#### EXERCISE REQUIREMENTS:
Go through the data below and gather each line containing "value".

★ ★ ★ ★ ★

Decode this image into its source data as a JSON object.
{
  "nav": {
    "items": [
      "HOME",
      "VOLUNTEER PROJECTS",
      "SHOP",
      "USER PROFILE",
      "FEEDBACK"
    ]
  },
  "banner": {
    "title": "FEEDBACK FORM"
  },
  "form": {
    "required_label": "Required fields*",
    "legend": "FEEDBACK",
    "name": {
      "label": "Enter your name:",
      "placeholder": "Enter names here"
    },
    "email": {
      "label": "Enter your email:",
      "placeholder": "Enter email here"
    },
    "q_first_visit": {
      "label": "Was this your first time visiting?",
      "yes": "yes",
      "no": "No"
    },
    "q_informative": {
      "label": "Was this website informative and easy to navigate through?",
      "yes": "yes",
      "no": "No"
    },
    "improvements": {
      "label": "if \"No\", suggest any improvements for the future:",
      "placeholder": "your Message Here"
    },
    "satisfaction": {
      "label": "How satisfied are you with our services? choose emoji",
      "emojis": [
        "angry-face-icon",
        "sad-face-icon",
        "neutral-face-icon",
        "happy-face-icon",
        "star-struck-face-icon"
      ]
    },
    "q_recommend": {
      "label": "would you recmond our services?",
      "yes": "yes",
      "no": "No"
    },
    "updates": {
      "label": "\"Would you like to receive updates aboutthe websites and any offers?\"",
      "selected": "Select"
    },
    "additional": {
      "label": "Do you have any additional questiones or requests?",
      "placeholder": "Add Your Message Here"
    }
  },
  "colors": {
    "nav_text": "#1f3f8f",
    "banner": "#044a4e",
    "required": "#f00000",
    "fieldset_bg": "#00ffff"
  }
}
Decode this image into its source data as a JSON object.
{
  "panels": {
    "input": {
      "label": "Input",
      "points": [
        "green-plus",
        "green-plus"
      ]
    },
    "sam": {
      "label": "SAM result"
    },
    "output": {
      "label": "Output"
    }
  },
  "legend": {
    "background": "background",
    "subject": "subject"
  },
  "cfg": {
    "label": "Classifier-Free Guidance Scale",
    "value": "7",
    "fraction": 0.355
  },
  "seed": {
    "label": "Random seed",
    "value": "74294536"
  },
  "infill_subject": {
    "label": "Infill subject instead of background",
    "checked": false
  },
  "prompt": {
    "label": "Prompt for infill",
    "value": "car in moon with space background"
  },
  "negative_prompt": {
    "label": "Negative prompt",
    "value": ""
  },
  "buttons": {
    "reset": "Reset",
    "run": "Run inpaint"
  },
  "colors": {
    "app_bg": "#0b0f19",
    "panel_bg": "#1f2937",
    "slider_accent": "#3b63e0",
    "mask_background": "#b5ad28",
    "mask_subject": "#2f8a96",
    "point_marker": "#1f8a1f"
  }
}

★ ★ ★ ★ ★

#### EXERCISE OUTPUT:
    "value": "7",
    "value": "74294536"
    "value": "car in moon with space background"
    "value": ""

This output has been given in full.